An Event Apart: Guerrilla Design Tactics

by Luke Wroblewski September 22, 2014

At An Event Apart in Austin TX Samantha Warren talked over ways to get design ideas through organizations. Here's my notes from her talk on Guerrilla Design Tactics:

  • Guerrilla design techniques can start conversations. You don't have to wait for permission to get people talking.
  • Change is hard. Creating design change from the bottom up can feel like being at war or up against giant odds.
  • It's about more than pushing pixels it's about winning hearts and minds. Despite setbacks, bad meetings, etc. we need to keep pushing forward.
  • We have to grow as designers. Things are always changing around us -we have to stay on of technology so we can make great experiences.
  • You are in a position of influence. We can push our teams, clients, and industry forward. It just takes time and patience.

Guerrilla Techniques

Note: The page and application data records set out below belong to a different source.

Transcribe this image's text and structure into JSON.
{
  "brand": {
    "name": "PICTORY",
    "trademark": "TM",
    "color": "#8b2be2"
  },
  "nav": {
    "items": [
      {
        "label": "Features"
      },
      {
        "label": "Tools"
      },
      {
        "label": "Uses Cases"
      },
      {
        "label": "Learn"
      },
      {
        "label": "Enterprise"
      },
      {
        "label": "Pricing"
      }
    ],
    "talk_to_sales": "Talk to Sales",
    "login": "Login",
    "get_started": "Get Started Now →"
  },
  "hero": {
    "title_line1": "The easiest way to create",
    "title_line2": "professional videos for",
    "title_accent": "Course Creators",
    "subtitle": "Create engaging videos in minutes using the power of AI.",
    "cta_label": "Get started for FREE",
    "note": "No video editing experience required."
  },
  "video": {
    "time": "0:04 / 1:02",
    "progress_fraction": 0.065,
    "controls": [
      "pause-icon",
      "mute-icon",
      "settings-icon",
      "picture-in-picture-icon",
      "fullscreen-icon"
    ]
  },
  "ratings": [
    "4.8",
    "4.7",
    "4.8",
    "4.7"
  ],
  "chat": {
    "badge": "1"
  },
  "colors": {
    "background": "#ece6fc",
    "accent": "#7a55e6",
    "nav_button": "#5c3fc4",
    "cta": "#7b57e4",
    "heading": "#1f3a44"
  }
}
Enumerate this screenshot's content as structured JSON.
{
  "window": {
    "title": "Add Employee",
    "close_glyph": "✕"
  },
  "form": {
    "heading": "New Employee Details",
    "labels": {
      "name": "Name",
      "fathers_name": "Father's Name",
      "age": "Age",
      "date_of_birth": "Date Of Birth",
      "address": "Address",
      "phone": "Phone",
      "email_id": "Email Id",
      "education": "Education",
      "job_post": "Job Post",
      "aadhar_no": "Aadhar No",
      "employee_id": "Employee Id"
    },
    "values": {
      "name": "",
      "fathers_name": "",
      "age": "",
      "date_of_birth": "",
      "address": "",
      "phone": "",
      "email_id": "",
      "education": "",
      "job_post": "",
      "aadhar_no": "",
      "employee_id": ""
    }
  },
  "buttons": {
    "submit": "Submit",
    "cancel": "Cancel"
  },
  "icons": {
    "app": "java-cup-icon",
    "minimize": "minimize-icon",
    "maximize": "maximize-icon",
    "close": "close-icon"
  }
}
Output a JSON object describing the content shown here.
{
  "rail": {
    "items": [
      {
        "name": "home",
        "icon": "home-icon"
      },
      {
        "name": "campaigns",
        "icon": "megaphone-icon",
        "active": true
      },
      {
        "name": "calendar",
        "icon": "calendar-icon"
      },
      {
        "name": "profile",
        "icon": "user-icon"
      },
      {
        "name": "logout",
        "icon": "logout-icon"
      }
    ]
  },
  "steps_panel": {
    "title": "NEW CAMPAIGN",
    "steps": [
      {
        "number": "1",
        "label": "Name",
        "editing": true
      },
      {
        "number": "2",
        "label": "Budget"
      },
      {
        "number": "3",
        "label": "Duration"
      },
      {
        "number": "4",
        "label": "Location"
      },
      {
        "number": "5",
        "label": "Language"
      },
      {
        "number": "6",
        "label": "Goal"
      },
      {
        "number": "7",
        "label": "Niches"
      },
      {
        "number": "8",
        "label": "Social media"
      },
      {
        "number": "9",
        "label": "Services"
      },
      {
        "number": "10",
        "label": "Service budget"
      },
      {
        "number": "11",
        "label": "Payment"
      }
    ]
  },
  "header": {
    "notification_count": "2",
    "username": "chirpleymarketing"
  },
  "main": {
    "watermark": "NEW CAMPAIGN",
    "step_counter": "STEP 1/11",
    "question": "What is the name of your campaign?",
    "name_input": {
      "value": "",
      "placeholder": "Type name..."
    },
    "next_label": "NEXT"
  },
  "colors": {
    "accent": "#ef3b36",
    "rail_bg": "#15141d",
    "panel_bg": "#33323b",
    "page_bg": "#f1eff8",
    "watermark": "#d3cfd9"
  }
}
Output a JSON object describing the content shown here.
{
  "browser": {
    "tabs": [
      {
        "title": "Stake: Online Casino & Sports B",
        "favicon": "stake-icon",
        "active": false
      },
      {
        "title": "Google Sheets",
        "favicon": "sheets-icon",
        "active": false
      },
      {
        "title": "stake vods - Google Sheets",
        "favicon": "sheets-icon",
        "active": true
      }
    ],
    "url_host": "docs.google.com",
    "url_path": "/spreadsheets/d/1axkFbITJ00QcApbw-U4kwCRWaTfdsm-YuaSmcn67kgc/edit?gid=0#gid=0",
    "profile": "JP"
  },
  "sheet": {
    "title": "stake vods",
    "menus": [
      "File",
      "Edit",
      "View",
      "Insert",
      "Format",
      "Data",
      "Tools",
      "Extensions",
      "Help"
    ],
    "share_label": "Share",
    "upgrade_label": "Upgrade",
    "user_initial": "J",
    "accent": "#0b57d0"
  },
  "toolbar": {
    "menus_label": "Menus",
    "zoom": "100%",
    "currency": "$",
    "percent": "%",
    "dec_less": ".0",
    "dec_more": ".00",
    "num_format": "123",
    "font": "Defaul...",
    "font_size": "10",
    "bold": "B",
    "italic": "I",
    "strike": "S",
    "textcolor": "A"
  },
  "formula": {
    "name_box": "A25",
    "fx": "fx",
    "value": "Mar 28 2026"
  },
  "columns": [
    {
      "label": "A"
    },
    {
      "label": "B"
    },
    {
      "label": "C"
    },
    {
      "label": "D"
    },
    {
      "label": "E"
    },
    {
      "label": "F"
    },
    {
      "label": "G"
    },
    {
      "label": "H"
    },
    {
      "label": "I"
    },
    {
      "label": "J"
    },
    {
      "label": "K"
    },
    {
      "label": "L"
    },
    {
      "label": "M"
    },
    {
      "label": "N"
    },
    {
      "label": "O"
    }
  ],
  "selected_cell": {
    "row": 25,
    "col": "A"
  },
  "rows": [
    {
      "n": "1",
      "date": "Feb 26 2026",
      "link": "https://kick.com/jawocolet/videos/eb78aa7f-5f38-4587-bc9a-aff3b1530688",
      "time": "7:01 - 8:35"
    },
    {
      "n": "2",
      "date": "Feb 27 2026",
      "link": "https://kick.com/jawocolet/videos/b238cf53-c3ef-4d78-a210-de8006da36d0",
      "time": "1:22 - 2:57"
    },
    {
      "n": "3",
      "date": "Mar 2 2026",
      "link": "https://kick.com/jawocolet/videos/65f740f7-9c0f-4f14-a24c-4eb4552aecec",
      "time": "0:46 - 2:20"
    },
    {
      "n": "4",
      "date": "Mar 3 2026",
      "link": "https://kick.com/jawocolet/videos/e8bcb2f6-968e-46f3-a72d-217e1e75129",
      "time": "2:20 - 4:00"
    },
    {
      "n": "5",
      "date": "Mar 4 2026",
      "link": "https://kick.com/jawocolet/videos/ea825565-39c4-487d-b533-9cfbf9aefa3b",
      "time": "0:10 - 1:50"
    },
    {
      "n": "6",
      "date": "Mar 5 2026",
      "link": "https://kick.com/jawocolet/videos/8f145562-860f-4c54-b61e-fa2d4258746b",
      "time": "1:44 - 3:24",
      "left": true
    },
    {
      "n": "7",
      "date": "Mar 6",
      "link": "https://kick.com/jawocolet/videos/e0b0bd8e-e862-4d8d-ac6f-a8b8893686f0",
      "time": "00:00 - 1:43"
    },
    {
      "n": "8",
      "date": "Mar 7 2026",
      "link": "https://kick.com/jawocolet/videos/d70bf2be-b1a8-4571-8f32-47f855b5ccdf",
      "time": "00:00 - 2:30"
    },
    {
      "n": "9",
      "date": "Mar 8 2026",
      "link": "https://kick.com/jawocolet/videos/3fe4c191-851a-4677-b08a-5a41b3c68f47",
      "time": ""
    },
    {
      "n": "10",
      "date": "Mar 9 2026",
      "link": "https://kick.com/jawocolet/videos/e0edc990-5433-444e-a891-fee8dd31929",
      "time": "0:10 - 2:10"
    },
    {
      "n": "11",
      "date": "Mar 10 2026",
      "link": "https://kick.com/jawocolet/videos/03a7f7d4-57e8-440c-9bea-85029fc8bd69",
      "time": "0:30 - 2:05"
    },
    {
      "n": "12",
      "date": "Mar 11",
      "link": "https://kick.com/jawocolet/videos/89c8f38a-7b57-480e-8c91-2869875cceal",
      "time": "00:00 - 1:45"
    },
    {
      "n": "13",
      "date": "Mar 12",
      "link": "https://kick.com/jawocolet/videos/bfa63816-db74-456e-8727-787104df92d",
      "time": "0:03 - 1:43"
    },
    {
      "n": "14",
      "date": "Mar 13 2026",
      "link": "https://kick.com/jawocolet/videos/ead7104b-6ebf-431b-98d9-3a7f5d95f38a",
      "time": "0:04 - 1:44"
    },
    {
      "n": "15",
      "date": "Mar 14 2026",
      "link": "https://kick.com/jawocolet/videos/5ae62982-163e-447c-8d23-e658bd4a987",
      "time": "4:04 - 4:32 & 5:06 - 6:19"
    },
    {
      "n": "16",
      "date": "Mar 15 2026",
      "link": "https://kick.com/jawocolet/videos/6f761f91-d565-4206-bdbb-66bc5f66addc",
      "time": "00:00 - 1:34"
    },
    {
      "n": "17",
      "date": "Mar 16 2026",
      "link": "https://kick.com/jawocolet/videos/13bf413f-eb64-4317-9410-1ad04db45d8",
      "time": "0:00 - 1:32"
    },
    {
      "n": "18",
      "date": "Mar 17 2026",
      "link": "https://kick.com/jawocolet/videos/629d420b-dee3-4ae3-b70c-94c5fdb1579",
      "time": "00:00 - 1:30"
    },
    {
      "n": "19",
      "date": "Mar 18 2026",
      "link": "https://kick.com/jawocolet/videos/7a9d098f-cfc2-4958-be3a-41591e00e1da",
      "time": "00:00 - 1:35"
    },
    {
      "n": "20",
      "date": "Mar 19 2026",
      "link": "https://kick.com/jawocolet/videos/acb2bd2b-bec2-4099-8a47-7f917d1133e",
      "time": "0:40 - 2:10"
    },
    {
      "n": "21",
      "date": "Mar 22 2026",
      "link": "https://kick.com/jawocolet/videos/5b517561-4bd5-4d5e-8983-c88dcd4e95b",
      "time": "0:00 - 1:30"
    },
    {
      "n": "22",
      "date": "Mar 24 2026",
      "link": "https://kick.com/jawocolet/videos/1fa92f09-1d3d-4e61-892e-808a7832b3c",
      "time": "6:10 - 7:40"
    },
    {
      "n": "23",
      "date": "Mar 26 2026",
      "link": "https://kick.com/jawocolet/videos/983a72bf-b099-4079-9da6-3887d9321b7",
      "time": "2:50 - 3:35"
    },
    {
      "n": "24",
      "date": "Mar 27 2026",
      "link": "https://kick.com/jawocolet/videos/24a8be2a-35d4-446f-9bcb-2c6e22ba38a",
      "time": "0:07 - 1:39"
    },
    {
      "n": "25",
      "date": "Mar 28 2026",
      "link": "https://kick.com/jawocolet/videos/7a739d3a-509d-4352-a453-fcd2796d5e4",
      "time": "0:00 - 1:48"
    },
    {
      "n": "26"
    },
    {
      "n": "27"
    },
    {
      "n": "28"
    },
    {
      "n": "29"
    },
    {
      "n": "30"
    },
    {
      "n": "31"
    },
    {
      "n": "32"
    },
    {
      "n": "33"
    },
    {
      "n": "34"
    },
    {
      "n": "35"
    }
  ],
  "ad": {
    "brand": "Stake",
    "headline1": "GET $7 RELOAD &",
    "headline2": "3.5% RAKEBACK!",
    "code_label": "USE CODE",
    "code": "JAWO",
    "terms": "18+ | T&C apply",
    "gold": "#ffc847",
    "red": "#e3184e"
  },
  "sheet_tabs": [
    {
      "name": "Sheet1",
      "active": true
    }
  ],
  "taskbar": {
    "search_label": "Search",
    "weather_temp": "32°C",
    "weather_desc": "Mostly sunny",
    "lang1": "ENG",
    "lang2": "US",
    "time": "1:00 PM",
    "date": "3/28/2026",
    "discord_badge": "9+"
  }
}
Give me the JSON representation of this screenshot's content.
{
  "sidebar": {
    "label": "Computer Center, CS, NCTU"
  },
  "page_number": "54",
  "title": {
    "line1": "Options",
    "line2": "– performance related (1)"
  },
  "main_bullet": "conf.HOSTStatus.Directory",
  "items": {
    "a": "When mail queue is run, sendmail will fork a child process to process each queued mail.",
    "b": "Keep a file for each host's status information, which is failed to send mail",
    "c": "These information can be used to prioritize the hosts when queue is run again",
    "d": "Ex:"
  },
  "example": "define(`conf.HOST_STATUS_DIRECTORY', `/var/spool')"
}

  • Guerrilla: actions or activities performed in an impromptu way, often without authorization.
  • Make people think, challenge them to think.
  • By being unexpected, you can draw attention to things people take for granted.
  • Stay focused: guerrilla art can become the heartbeat of an organization.
  • Look at everything with a beginner's mind. Be open to possibilities others may not see.
  • Acknowledge the existence of rules and then break them. This helps you gain advantages in the marketplace.
  • Design artifacts like prototypes, story maps, style tiles, and mood boards can help start conversations and change the way groups work together.
  • Tools: frameworks can help you quickly share how products should work. One prototype can save you a thousand meetings.
  • Training: stay up to date on current methods and training.
  • Understand money: find efficiencies in your process to help companies save costs. Dig into scoping, estimating, and more. Spreadsheets and time sheets can help you keep track of where your time is going. Make notes on different projects.
  • Lean in: level the playing field and don't be intimated by people's roles and titles. Understand their challenges and align your work to help them.
  • Do good work, build an excellent reputation based on your work, get people excited about your ideas, be a champion of more than just what you propose.
  • The ability to change minds and lead is directly proportional to how good the people around you perceive you to be at your job.
  • Execute: guerrillas are doers not talkers. You have to do things to create change. If you can't do it internally, start on a personal project yourself.
  • Share what you learn, especially your results. It is up to you to let people know what you learned.
  • Authentically sharing your passion with coworkers is not the same as playing politics. Wars can be won via clear and concise wiki documentation.
  • Rinse & repeat: the more you do this, the more you learn and the more trusted you become.
  • Make your job the place where you can create what you think should exist.